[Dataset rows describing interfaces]

- - -

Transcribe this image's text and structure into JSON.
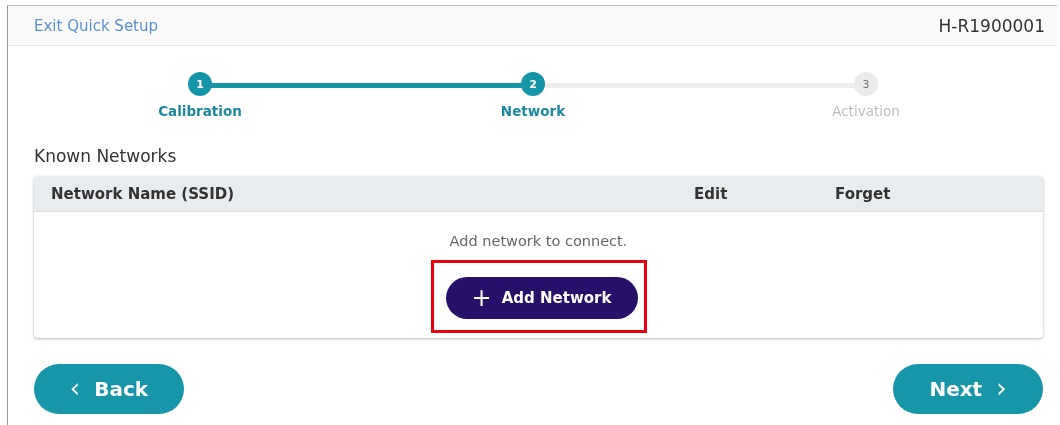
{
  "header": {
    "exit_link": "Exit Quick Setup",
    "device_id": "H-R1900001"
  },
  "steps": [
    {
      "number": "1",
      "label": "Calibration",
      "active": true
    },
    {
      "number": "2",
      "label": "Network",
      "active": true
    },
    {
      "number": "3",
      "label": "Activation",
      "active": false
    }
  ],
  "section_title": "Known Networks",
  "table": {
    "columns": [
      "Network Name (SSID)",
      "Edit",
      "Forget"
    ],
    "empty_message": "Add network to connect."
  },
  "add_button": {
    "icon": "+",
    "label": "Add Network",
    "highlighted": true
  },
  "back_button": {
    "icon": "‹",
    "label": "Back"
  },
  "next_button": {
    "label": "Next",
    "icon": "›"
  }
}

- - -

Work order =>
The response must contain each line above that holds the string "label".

Answer space =>
      "label": "Calibration",
      "label": "Network",
      "label": "Activation",
    "label": "Add Network",
    "label": "Back"
    "label": "Next",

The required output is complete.